* Assigned task
Please report, as a single number, how many lines in the entries include the string "selected".

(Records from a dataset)
________________________________________

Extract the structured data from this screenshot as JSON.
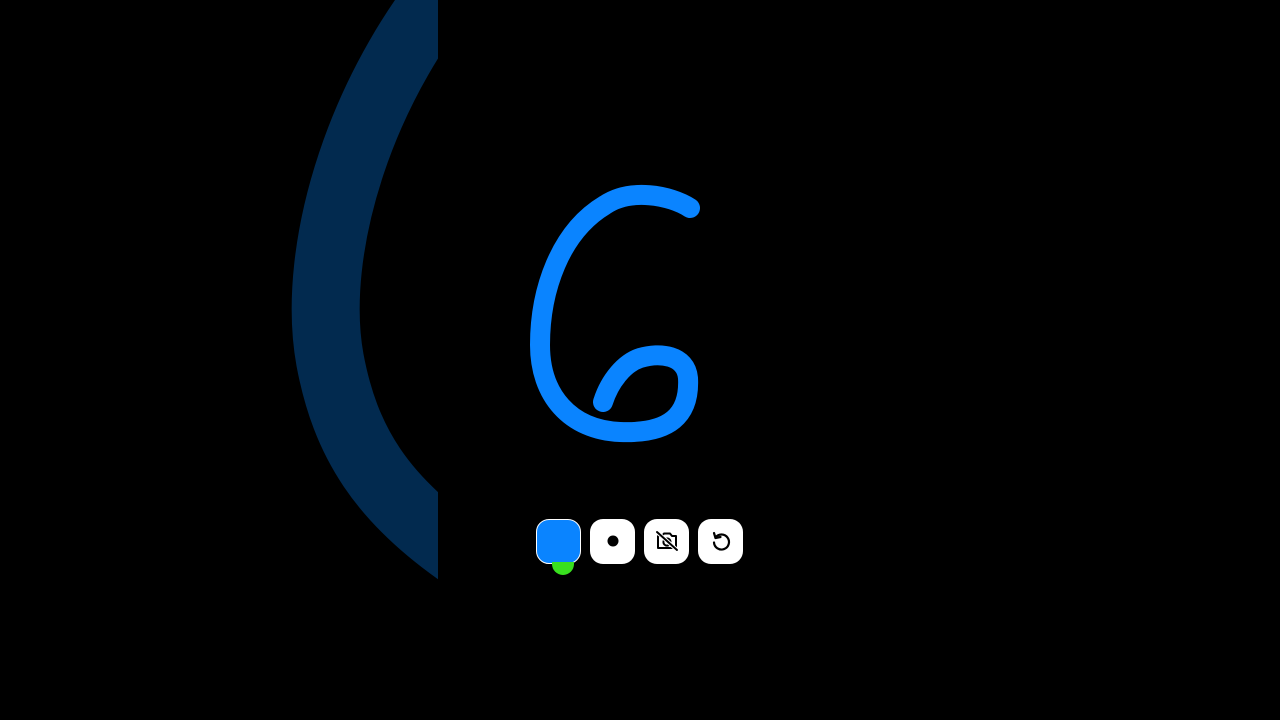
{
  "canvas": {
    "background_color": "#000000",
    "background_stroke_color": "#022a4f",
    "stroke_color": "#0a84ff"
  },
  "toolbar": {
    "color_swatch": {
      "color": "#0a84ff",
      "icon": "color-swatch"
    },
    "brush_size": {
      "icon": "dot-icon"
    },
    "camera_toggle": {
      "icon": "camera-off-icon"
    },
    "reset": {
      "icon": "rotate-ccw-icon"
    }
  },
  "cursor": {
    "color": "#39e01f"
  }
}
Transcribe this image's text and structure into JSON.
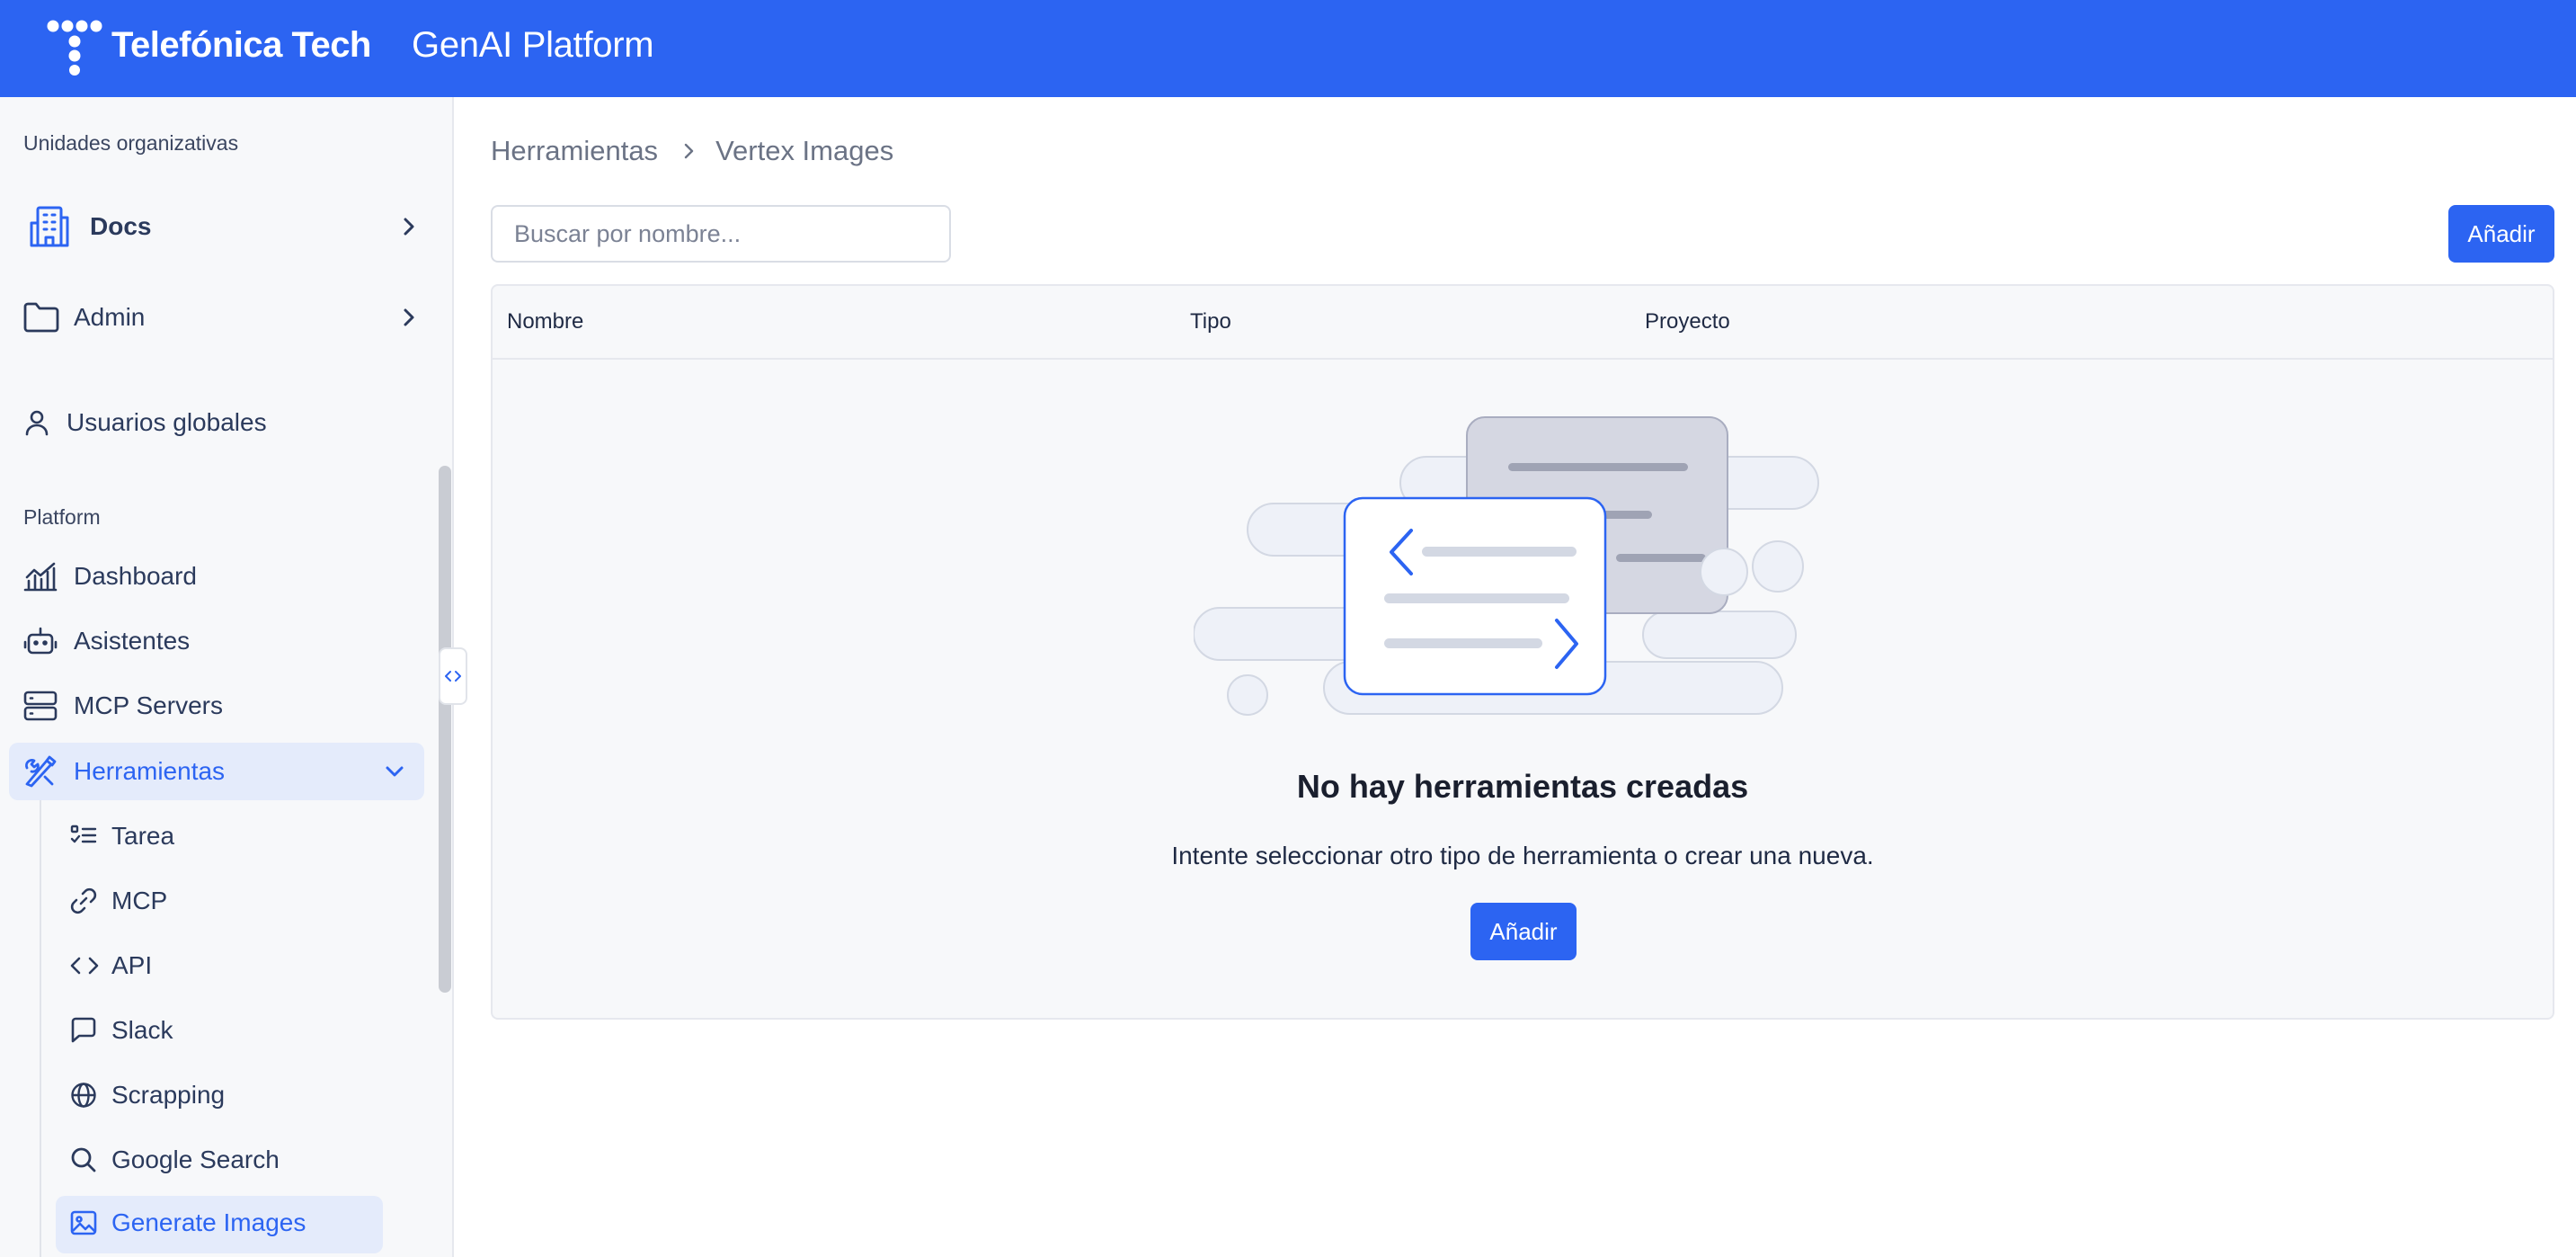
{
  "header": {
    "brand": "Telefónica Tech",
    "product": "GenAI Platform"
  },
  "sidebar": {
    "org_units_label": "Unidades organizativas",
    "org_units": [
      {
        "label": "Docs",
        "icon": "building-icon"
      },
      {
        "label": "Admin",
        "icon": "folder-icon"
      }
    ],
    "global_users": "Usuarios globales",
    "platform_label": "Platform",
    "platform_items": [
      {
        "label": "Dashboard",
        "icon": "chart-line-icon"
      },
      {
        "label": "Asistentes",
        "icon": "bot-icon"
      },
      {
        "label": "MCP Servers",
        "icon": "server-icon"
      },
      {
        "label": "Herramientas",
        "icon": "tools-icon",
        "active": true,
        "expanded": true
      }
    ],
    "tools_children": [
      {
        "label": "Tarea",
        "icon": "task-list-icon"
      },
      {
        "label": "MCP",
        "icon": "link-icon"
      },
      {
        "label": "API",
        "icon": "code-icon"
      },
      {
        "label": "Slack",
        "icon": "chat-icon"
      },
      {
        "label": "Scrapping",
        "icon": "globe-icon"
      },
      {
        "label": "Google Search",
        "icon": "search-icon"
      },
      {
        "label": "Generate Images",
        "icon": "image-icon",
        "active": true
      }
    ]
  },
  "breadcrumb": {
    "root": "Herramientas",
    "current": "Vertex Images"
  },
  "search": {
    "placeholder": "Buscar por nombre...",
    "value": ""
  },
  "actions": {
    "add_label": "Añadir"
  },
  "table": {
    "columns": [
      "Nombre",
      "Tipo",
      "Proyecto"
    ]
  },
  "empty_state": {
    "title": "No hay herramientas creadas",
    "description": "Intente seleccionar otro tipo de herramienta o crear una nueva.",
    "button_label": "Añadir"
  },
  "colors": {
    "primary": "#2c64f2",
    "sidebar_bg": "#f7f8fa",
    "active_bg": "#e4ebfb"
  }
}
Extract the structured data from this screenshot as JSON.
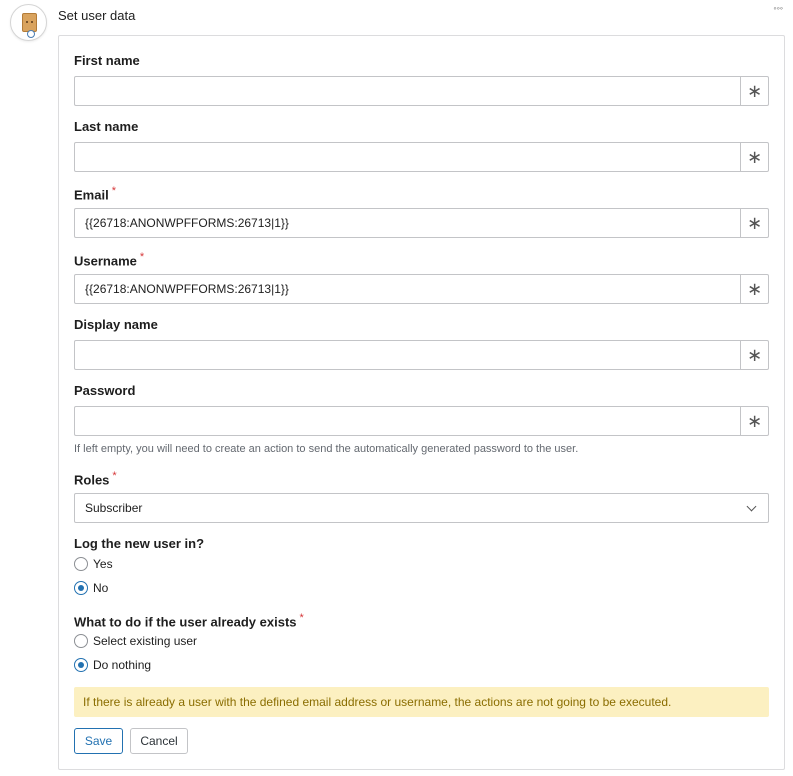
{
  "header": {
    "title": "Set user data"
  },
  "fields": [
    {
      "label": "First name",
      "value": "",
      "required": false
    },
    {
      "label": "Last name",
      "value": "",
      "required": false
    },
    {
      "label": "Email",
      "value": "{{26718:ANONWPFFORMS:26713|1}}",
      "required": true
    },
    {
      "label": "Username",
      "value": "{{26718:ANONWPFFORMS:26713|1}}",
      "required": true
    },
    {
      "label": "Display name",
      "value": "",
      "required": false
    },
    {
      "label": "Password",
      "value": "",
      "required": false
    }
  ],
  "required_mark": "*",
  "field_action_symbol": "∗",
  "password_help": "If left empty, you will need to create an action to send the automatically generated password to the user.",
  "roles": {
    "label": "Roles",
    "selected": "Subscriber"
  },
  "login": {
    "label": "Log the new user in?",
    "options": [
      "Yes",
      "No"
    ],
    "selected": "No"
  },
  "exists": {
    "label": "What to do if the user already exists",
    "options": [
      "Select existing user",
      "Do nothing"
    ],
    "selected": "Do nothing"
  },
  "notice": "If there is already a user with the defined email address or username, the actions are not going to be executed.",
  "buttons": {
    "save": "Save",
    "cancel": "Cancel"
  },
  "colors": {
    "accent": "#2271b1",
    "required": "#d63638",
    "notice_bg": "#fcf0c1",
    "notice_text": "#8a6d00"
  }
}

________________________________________

* Solution
3